● To do:
Using the records below, locate all lines containing "true" and return them.

● Supplied information:
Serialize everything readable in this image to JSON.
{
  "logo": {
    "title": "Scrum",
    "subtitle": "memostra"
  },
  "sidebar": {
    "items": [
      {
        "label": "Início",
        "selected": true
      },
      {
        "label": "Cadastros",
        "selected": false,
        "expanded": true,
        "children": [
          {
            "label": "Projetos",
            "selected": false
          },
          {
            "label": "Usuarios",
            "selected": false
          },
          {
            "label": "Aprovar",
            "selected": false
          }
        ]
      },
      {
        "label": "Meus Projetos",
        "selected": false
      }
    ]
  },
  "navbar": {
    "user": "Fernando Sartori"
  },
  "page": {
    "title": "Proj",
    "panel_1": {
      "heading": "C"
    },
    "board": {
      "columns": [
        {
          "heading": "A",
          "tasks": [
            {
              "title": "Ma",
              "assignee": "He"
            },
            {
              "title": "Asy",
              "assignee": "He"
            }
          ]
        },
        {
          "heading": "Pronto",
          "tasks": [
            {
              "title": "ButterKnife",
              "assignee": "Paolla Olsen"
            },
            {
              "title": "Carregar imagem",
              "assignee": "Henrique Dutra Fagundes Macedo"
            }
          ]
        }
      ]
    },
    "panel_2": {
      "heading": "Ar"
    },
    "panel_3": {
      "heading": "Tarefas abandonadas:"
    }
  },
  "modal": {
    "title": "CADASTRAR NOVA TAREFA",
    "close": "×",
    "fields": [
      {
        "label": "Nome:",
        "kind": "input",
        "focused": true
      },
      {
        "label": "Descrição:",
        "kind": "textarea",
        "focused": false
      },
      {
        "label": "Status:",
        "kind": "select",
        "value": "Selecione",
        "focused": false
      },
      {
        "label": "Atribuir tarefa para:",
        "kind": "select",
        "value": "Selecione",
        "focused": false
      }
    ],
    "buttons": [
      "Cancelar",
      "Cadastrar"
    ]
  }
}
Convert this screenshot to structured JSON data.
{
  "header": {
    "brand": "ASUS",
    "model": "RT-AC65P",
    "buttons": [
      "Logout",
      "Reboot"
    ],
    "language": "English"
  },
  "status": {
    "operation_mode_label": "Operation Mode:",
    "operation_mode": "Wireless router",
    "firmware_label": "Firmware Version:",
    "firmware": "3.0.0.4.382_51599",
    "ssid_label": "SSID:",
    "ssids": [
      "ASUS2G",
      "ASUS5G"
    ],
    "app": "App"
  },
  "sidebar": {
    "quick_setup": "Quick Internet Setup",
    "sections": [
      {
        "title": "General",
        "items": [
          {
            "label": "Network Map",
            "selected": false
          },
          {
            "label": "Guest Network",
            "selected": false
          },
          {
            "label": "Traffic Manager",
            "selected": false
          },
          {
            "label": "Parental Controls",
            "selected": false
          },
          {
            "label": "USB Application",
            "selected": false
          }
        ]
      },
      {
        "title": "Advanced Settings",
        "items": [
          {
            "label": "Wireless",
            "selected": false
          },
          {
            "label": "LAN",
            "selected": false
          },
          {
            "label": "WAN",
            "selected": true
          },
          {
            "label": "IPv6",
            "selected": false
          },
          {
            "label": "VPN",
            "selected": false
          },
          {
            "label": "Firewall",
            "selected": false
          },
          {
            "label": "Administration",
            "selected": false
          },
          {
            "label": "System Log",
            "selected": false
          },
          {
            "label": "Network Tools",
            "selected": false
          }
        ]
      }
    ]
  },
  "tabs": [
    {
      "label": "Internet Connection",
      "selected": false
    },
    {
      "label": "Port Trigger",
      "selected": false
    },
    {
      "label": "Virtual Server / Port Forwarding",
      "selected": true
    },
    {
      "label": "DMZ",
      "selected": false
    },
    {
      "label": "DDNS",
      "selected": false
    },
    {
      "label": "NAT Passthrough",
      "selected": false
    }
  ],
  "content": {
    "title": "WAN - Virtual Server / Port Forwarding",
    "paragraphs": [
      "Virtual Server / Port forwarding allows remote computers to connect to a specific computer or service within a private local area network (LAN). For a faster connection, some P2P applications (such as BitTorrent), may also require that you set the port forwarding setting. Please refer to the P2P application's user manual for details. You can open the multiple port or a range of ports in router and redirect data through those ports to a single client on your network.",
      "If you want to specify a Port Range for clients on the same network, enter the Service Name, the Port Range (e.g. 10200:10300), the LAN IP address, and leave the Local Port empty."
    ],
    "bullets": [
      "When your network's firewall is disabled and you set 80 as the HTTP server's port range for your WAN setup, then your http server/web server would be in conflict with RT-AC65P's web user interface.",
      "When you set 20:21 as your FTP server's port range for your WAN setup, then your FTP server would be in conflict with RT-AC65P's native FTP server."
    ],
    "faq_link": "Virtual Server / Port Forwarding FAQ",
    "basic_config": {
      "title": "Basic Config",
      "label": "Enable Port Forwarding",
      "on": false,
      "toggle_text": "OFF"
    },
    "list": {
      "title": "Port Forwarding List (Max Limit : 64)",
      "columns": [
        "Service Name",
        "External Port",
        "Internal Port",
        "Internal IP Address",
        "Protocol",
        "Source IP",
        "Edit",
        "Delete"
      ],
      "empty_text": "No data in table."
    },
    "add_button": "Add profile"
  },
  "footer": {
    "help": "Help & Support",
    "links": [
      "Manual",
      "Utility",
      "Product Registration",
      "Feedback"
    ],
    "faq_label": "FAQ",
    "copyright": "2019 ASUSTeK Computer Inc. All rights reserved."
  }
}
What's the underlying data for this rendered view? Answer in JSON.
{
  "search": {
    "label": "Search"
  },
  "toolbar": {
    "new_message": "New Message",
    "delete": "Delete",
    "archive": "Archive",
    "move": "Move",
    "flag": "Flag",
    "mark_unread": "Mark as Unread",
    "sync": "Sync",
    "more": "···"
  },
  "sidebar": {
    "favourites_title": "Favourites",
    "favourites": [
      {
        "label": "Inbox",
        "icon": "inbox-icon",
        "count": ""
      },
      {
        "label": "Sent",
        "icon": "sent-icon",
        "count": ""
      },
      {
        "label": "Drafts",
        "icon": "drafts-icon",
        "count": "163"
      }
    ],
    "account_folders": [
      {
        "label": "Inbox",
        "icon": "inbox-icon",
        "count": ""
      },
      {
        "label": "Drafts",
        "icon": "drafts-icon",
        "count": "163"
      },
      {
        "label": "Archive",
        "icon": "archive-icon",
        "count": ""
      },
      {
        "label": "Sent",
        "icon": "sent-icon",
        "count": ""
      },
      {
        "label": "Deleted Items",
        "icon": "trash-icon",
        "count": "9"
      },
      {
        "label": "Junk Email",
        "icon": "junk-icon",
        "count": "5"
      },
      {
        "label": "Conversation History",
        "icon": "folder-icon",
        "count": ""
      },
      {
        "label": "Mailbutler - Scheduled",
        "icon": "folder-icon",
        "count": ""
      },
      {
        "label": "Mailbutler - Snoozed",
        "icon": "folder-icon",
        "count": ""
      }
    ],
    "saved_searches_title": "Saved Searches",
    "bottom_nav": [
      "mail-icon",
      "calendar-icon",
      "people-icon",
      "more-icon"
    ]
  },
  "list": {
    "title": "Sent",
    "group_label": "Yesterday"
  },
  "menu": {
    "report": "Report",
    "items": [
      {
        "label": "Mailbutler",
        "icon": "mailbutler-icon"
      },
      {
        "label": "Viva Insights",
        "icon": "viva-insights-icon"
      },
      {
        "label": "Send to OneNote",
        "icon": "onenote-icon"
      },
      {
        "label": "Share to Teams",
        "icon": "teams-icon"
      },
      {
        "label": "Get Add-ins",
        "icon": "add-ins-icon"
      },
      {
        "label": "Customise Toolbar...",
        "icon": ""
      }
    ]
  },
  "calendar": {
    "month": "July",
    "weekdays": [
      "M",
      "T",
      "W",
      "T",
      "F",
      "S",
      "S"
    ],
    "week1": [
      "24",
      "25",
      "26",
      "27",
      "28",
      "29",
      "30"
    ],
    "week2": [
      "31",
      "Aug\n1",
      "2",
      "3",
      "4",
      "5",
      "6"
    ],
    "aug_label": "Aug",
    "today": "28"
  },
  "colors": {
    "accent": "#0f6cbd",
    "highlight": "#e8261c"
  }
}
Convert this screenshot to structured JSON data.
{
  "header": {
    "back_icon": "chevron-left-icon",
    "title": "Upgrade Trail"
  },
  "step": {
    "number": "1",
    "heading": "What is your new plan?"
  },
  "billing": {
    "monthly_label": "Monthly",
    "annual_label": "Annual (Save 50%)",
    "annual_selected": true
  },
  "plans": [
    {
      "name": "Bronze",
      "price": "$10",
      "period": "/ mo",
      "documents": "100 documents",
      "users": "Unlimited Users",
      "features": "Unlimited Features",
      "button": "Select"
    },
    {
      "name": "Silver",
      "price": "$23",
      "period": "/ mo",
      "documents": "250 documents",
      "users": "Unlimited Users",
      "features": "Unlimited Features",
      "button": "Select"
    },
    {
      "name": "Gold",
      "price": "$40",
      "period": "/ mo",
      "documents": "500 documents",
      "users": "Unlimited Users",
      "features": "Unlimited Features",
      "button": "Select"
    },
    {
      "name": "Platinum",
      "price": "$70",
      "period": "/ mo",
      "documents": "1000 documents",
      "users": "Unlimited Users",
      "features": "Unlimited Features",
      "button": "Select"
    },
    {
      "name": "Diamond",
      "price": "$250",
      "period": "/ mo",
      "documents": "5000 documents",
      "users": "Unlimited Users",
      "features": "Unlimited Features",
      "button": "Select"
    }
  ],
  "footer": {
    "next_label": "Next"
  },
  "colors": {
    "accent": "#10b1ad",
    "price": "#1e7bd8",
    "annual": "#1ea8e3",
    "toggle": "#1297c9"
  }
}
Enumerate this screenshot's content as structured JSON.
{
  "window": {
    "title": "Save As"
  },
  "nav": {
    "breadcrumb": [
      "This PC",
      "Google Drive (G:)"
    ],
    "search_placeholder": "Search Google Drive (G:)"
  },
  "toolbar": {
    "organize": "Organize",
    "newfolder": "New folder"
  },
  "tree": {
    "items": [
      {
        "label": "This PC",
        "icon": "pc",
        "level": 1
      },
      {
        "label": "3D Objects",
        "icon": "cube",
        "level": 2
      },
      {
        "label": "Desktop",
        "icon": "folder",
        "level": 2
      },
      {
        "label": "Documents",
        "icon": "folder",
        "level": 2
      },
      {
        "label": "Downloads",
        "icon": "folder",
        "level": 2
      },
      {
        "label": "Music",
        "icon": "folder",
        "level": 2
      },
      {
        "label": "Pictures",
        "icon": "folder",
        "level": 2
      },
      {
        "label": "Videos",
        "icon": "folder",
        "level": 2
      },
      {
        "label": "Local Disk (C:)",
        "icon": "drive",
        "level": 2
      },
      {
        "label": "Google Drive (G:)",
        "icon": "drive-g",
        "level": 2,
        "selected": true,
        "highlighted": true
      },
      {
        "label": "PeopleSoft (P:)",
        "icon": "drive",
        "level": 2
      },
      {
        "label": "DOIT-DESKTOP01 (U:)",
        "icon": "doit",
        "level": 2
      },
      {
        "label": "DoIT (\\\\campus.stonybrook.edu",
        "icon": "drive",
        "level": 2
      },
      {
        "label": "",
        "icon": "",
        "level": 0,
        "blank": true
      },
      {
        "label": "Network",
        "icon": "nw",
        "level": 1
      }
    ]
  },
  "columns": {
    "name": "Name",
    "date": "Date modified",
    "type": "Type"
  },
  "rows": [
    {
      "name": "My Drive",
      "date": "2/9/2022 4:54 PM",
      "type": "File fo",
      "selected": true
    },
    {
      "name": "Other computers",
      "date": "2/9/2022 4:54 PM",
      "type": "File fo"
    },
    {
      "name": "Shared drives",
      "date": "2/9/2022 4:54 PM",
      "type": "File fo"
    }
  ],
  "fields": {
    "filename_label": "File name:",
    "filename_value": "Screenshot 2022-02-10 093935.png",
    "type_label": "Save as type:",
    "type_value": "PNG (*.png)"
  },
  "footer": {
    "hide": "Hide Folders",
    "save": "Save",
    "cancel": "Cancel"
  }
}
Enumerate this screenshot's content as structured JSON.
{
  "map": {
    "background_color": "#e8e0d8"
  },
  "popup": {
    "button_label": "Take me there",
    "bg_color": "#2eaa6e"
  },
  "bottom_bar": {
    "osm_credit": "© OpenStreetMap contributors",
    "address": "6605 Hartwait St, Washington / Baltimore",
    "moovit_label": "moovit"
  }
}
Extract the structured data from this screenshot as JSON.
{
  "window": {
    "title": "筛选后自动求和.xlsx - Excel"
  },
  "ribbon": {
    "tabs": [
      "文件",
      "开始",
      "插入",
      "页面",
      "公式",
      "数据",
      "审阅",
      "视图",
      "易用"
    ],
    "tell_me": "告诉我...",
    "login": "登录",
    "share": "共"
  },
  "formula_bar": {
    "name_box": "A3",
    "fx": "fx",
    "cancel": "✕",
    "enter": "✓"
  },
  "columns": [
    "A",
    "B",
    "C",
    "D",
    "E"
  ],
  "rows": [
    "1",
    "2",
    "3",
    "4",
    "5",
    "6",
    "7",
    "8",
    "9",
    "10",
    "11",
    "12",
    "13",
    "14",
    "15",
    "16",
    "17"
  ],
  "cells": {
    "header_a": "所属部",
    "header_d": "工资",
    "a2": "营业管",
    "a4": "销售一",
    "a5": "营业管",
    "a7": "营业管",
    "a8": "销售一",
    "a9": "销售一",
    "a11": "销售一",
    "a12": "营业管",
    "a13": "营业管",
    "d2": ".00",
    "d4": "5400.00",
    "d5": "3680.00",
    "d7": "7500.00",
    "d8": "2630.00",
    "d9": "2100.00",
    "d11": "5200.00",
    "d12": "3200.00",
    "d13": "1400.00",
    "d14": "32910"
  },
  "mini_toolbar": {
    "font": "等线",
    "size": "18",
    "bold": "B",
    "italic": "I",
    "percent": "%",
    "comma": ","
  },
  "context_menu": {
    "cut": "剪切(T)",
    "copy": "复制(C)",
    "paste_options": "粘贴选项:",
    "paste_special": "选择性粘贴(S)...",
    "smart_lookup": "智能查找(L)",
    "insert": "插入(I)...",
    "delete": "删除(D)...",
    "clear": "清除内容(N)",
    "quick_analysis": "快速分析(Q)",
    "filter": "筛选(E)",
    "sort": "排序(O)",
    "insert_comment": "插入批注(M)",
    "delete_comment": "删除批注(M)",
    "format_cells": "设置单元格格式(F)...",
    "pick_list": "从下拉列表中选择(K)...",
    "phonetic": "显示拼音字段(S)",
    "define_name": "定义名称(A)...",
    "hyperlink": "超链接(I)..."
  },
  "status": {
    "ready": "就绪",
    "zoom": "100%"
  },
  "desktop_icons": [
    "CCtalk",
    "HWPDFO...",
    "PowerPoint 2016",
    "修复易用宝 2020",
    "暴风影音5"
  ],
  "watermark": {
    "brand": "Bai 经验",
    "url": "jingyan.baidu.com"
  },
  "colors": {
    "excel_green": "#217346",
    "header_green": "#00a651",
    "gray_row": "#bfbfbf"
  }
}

● Answer to this exercise:
        "selected": true
        "expanded": true,
        "focused": true
            "selected": true
      "selected": true
    "annual_selected": true
        "selected": true,
        "highlighted": true
        "blank": true
      "selected": true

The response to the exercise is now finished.